Based on The Hammer, a journal founded by Fritsch in 1902, the Bund argued that Jewish influences had contaminated Germany and attempted to argue that their racism had a basis in biology.[1] The aim of the group was to co-ordinate the activities of the many small anti-Semitic organisations active at the time and to bring as many of these as possible under its banner.[2] A movement rather than a political party, it sought to be above party politics and to instead encourage a renewal of the German way of life from an anti-capitalist perspective.[3] The battle sign of the group was the swastika, making the Bund one of the first Völkisch movements to use the symbol.[4] The founding document for The Hammer had been Willibald Hentschel's 1901 book Varuna, which preached racial purity and antisemitism.[5]

A sister organisation, the Germanenorden, also appeared in 1912 under Fritsch, although it was a clandestine group for leading members of society who wished to work in secret rather than the Bund which was open.[6] The Bund itself was close to the occultism of the Guido von List Society as amongst its founder members were List Society activists Philipp Stauff, Eberhard von Brockhusen and Karl August Hellwig.[7] It was Hellwig who drafted the group's constitution and who exercised effective control in the early days of the Bund.[8]

They welcomed the outbreak of the First World War as an opportunity to banish softness from Germany and return the country to its harsh, militaristic roots.[9] From 1914 the group took a leading role in gathering anecdotal evidence relating to the involvement of the Jews in the German war effort, much of which later formed the basis of the stab-in-the-back legend.[10]
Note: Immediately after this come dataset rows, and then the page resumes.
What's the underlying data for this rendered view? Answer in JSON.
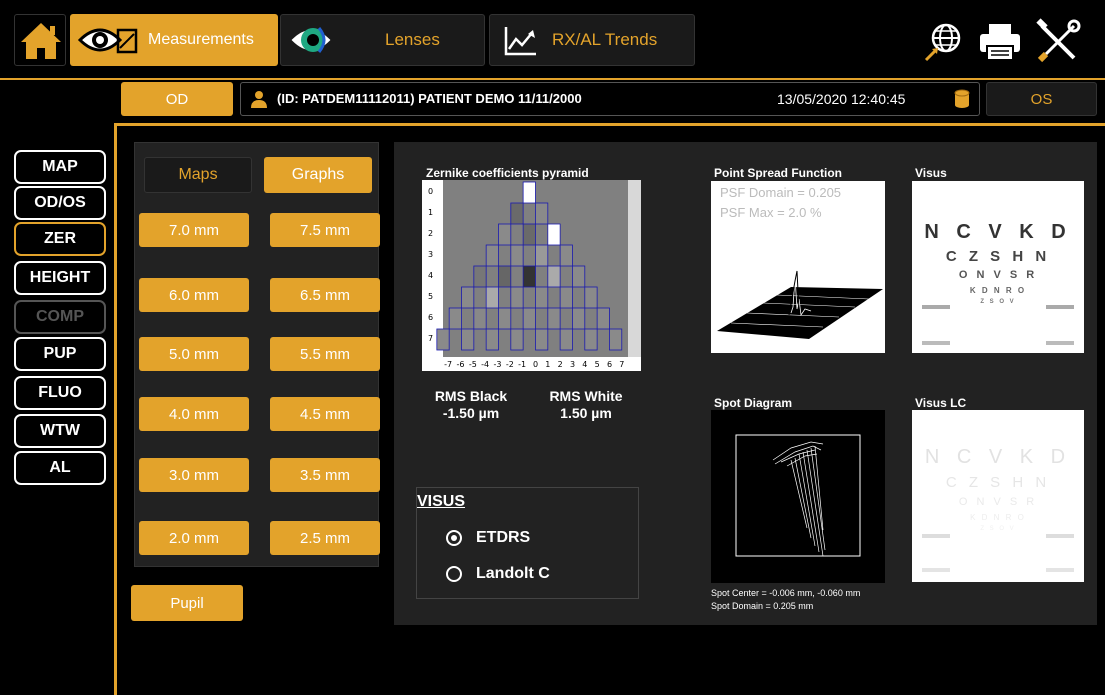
{
  "topbar": {
    "tabs": [
      {
        "label": "Measurements",
        "icon": "eye-measure-icon"
      },
      {
        "label": "Lenses",
        "icon": "lens-eye-icon"
      },
      {
        "label": "RX/AL Trends",
        "icon": "trend-chart-icon"
      }
    ],
    "utilities": [
      "globe-icon",
      "printer-icon",
      "tools-icon"
    ]
  },
  "eyes": {
    "od": "OD",
    "os": "OS"
  },
  "patient": {
    "info": "(ID: PATDEM11112011) PATIENT DEMO 11/11/2000",
    "timestamp": "13/05/2020 12:40:45"
  },
  "side_tabs": [
    "MAP",
    "OD/OS",
    "ZER",
    "HEIGHT",
    "COMP",
    "PUP",
    "FLUO",
    "WTW",
    "AL"
  ],
  "active_side_tab": "ZER",
  "mode_tabs": {
    "maps": "Maps",
    "graphs": "Graphs"
  },
  "diameters": [
    [
      "7.0 mm",
      "7.5 mm"
    ],
    [
      "6.0 mm",
      "6.5 mm"
    ],
    [
      "5.0 mm",
      "5.5 mm"
    ],
    [
      "4.0 mm",
      "4.5 mm"
    ],
    [
      "3.0 mm",
      "3.5 mm"
    ],
    [
      "2.0 mm",
      "2.5 mm"
    ]
  ],
  "pupil_label": "Pupil",
  "zernike": {
    "title": "Zernike coefficients pyramid",
    "y_ticks": [
      "0",
      "1",
      "2",
      "3",
      "4",
      "5",
      "6",
      "7"
    ],
    "x_ticks": [
      "-7",
      "-6",
      "-5",
      "-4",
      "-3",
      "-2",
      "-1",
      "0",
      "1",
      "2",
      "3",
      "4",
      "5",
      "6",
      "7"
    ]
  },
  "rms": {
    "black_label": "RMS Black",
    "black_value": "-1.50 µm",
    "white_label": "RMS White",
    "white_value": "1.50 µm"
  },
  "psf": {
    "title": "Point Spread Function",
    "domain": "PSF Domain = 0.205",
    "max": "PSF Max = 2.0 %"
  },
  "visus": {
    "title": "Visus",
    "rows": [
      "N C V K D",
      "C Z S H N",
      "O N V S R",
      "K D N R O",
      "Z S O V"
    ]
  },
  "spot": {
    "title": "Spot Diagram",
    "center": "Spot Center = -0.006 mm, -0.060 mm",
    "domain": "Spot Domain = 0.205 mm"
  },
  "visus_lc": {
    "title": "Visus LC",
    "rows": [
      "N C V K D",
      "C Z S H N",
      "O N V S R",
      "K D N R O",
      "Z S O V"
    ]
  },
  "visus_options": {
    "title": "VISUS",
    "options": [
      "ETDRS",
      "Landolt C"
    ],
    "selected": "ETDRS"
  }
}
In 1919 the group, at the instigation of Fritsch's friend Alfred Roth, merged into the Deutschvölkischer Schutz und Trutzbund as part of its continuing policy of forming an umbrella anti-Semitic movement.[11]
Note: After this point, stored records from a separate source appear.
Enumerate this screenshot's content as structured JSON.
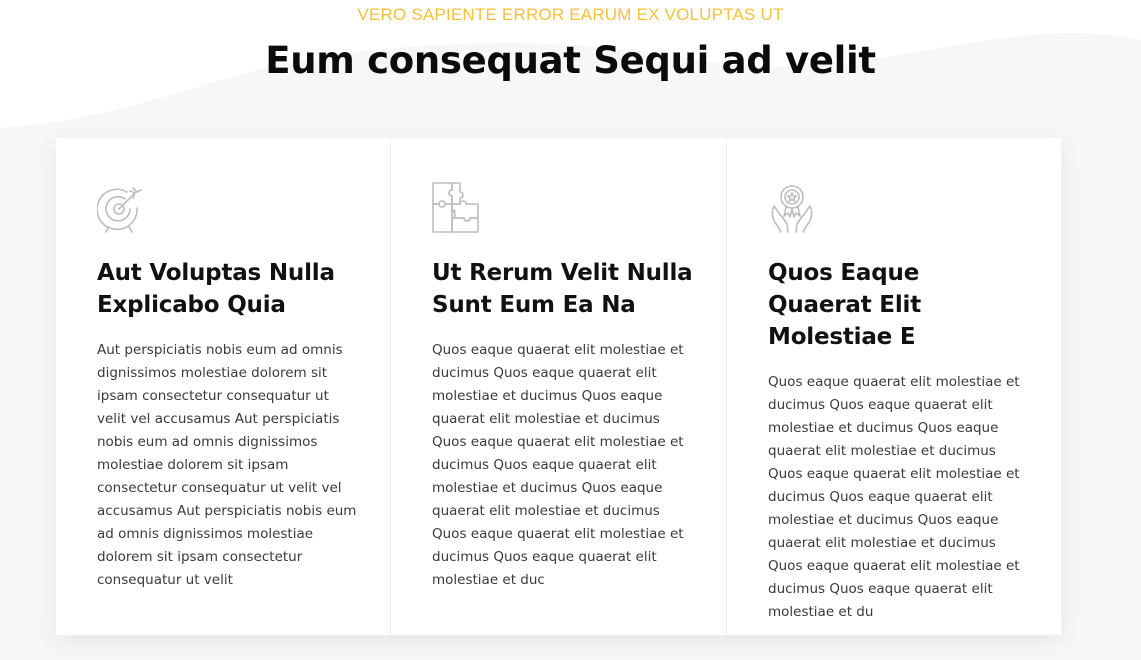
{
  "section": {
    "kicker": "VERO SAPIENTE ERROR EARUM EX VOLUPTAS UT",
    "title": "Eum consequat Sequi ad velit"
  },
  "colors": {
    "accent": "#f5c13b",
    "icon": "#bdbdbd",
    "heading": "#111111",
    "body_text": "#3a3a3a"
  },
  "cards": [
    {
      "icon": "target-icon",
      "title": "Aut Voluptas Nulla Explicabo Quia",
      "text": "Aut perspiciatis nobis eum ad omnis dignissimos molestiae dolorem sit ipsam consectetur consequatur ut velit vel accusamus Aut perspiciatis nobis eum ad omnis dignissimos molestiae dolorem sit ipsam consectetur consequatur ut velit vel accusamus Aut perspiciatis nobis eum ad omnis dignissimos molestiae dolorem sit ipsam consectetur consequatur ut velit"
    },
    {
      "icon": "puzzle-icon",
      "title": "Ut Rerum Velit Nulla Sunt Eum Ea Na",
      "text": "Quos eaque quaerat elit molestiae et ducimus Quos eaque quaerat elit molestiae et ducimus Quos eaque quaerat elit molestiae et ducimus Quos eaque quaerat elit molestiae et ducimus Quos eaque quaerat elit molestiae et ducimus Quos eaque quaerat elit molestiae et ducimus Quos eaque quaerat elit molestiae et ducimus Quos eaque quaerat elit molestiae et duc"
    },
    {
      "icon": "award-hands-icon",
      "title": "Quos Eaque Quaerat Elit Molestiae E",
      "text": "Quos eaque quaerat elit molestiae et ducimus Quos eaque quaerat elit molestiae et ducimus Quos eaque quaerat elit molestiae et ducimus Quos eaque quaerat elit molestiae et ducimus Quos eaque quaerat elit molestiae et ducimus Quos eaque quaerat elit molestiae et ducimus Quos eaque quaerat elit molestiae et ducimus Quos eaque quaerat elit molestiae et du"
    }
  ]
}
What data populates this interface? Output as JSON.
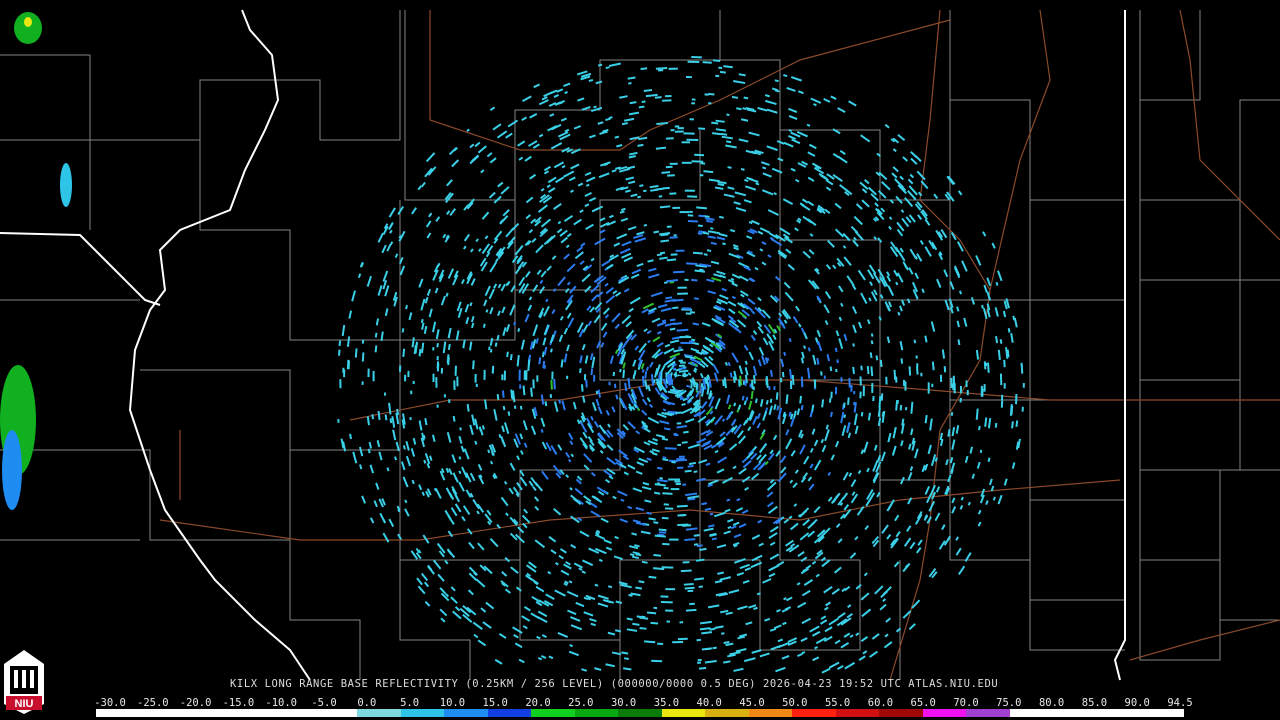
{
  "product": {
    "title": "KILX LONG RANGE BASE REFLECTIVITY (0.25KM / 256 LEVEL) (000000/0000 0.5 DEG) 2026-04-23 19:52 UTC  ATLAS.NIU.EDU"
  },
  "colorbar": {
    "ticks": [
      "-30.0",
      "-25.0",
      "-20.0",
      "-15.0",
      "-10.0",
      "-5.0",
      "0.0",
      "5.0",
      "10.0",
      "15.0",
      "20.0",
      "25.0",
      "30.0",
      "35.0",
      "40.0",
      "45.0",
      "50.0",
      "55.0",
      "60.0",
      "65.0",
      "70.0",
      "75.0",
      "80.0",
      "85.0",
      "90.0",
      "94.5"
    ],
    "colors": [
      "#ffffff",
      "#ffffff",
      "#ffffff",
      "#ffffff",
      "#ffffff",
      "#ffffff",
      "#7fd7e0",
      "#2ec4e8",
      "#1e8cf0",
      "#1240e0",
      "#10d020",
      "#08a810",
      "#0a7a08",
      "#e8e810",
      "#d8b010",
      "#f08818",
      "#ff2010",
      "#d01010",
      "#a00808",
      "#f010f0",
      "#a040d0",
      "#ffffff",
      "#ffffff",
      "#ffffff",
      "#ffffff"
    ]
  },
  "logo": {
    "text": "NIU"
  },
  "colors": {
    "background": "#000000",
    "state_border": "#ffffff",
    "county_border": "#a0a0a0",
    "highway": "#8b4a2a",
    "echo_light": "#3ad0e8",
    "echo_mid": "#2a7cf0",
    "echo_strong": "#30c030"
  }
}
  1. ^ Marius Turda, Paul Weindling, "Blood and Homeland": Eugenics and Racial Nationalism in Central and Southeast Europe, 1900-1940, Central European University Press, 2007,p. 441
  2. ^ Heinrich August Winkler & Alexander Sager, Germany: The Long Road West, Volume 1, Oxford University Press, 2006, p. 287
  3. ^ Stanley G. Payne, A History of Fascism 1914-45, Routledge, 2001, p. 151
  4. ^ Steven Heller, The Swastika: Symbol Beyond Redemption?, Allworth Communications, Inc., 2000, p. 11
  5. ^ Richard S. Levy, Antisemitism: A Historical Encyclopedia of Prejudice and Persecution, Volume 1, ABC-CLIO, 2005, p. 297
  6. ^ Levy, Antisemitism, p. 269
  7. ^ Nicholas Goodrick-Clarke, The Occult Roots of Nazism, Tauris Parke, 2005, p. 45
  8. ^ Goodrick-Clarke, Occult Roots, p. 126
  9. ^ Turda & Weindling, "Blood and Homeland":, p. 443
  10. ^ Michael Brenner, Rainer Liedtke, David Rechter, Werner Eugen Mosse, Two Nations: British and German Jews in Comparative Perspective, Mohr Siebeck, 1999, pp.177-8
  11. ^ Levy, Antisemitism, p. 266